§ **PROBLEM TO WORK ON**: What is needed is an exact copy of the entries below, with every picture left out.

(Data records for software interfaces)
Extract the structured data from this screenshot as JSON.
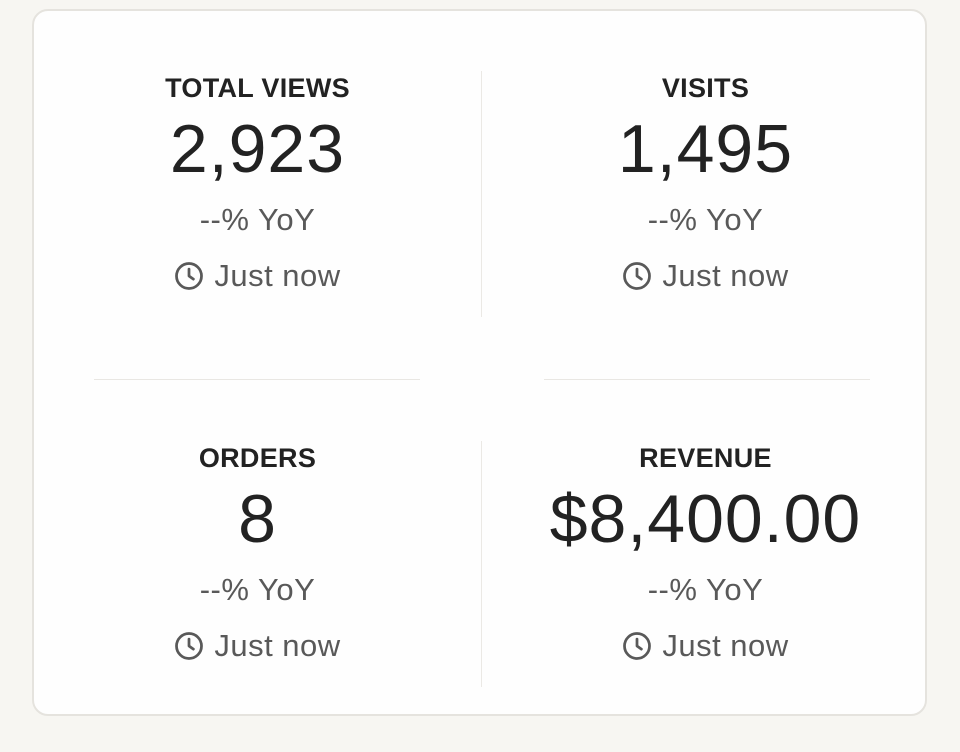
{
  "metrics": [
    {
      "label": "TOTAL VIEWS",
      "value": "2,923",
      "change": "--% YoY",
      "updated": "Just now",
      "icon": "clock-icon"
    },
    {
      "label": "VISITS",
      "value": "1,495",
      "change": "--% YoY",
      "updated": "Just now",
      "icon": "clock-icon"
    },
    {
      "label": "ORDERS",
      "value": "8",
      "change": "--% YoY",
      "updated": "Just now",
      "icon": "clock-icon"
    },
    {
      "label": "REVENUE",
      "value": "$8,400.00",
      "change": "--% YoY",
      "updated": "Just now",
      "icon": "clock-icon"
    }
  ],
  "colors": {
    "page_background": "#f7f6f2",
    "card_background": "#fefefe",
    "text_primary": "#222222",
    "text_secondary": "#595959"
  }
}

§ **TASK SOLUTION**:
Extract the structured data from this screenshot as JSON.
{
  "metrics": [
    {
      "label": "TOTAL VIEWS",
      "value": "2,923",
      "change": "--% YoY",
      "updated": "Just now",
      "icon": "clock-icon"
    },
    {
      "label": "VISITS",
      "value": "1,495",
      "change": "--% YoY",
      "updated": "Just now",
      "icon": "clock-icon"
    },
    {
      "label": "ORDERS",
      "value": "8",
      "change": "--% YoY",
      "updated": "Just now",
      "icon": "clock-icon"
    },
    {
      "label": "REVENUE",
      "value": "$8,400.00",
      "change": "--% YoY",
      "updated": "Just now",
      "icon": "clock-icon"
    }
  ],
  "colors": {
    "page_background": "#f7f6f2",
    "card_background": "#fefefe",
    "text_primary": "#222222",
    "text_secondary": "#595959"
  }
}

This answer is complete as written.